- _Provided information_
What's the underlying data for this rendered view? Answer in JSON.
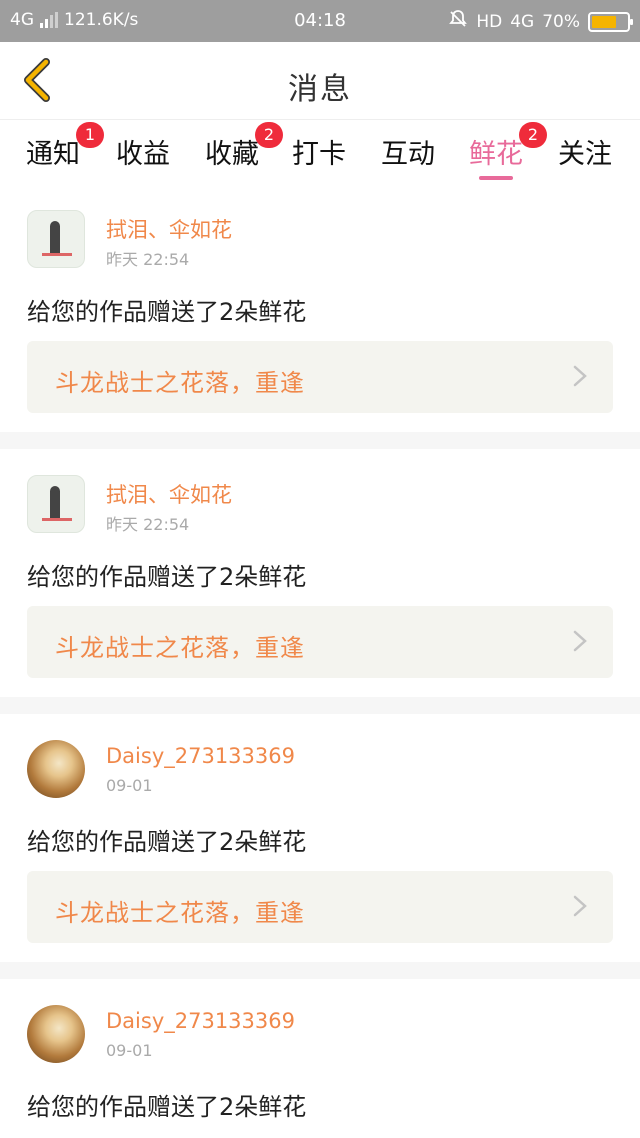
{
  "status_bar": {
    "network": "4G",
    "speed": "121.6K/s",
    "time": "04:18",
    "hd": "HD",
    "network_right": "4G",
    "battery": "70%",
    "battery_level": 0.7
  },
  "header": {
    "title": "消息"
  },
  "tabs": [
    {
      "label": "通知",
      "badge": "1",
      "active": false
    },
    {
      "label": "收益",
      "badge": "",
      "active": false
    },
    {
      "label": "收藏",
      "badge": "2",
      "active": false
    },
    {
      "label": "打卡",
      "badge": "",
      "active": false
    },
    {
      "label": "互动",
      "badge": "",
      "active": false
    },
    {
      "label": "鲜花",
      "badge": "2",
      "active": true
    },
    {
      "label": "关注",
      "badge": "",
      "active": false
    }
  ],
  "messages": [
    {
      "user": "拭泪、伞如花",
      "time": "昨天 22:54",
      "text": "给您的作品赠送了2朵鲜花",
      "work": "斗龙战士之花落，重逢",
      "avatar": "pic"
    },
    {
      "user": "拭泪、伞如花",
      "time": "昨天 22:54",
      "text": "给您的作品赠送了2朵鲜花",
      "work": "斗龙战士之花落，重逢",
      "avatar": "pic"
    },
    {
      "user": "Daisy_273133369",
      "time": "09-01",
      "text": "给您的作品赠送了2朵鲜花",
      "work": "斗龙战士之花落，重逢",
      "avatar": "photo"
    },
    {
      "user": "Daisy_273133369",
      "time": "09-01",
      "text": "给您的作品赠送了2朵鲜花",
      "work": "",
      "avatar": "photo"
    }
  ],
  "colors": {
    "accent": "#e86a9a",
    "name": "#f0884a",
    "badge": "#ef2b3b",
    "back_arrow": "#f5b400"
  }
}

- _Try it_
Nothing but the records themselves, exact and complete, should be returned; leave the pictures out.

- _Exercise solution_
What's the underlying data for this rendered view? Answer in JSON.
{
  "status_bar": {
    "network": "4G",
    "speed": "121.6K/s",
    "time": "04:18",
    "hd": "HD",
    "network_right": "4G",
    "battery": "70%",
    "battery_level": 0.7
  },
  "header": {
    "title": "消息"
  },
  "tabs": [
    {
      "label": "通知",
      "badge": "1",
      "active": false
    },
    {
      "label": "收益",
      "badge": "",
      "active": false
    },
    {
      "label": "收藏",
      "badge": "2",
      "active": false
    },
    {
      "label": "打卡",
      "badge": "",
      "active": false
    },
    {
      "label": "互动",
      "badge": "",
      "active": false
    },
    {
      "label": "鲜花",
      "badge": "2",
      "active": true
    },
    {
      "label": "关注",
      "badge": "",
      "active": false
    }
  ],
  "messages": [
    {
      "user": "拭泪、伞如花",
      "time": "昨天 22:54",
      "text": "给您的作品赠送了2朵鲜花",
      "work": "斗龙战士之花落，重逢",
      "avatar": "pic"
    },
    {
      "user": "拭泪、伞如花",
      "time": "昨天 22:54",
      "text": "给您的作品赠送了2朵鲜花",
      "work": "斗龙战士之花落，重逢",
      "avatar": "pic"
    },
    {
      "user": "Daisy_273133369",
      "time": "09-01",
      "text": "给您的作品赠送了2朵鲜花",
      "work": "斗龙战士之花落，重逢",
      "avatar": "photo"
    },
    {
      "user": "Daisy_273133369",
      "time": "09-01",
      "text": "给您的作品赠送了2朵鲜花",
      "work": "",
      "avatar": "photo"
    }
  ],
  "colors": {
    "accent": "#e86a9a",
    "name": "#f0884a",
    "badge": "#ef2b3b",
    "back_arrow": "#f5b400"
  }
}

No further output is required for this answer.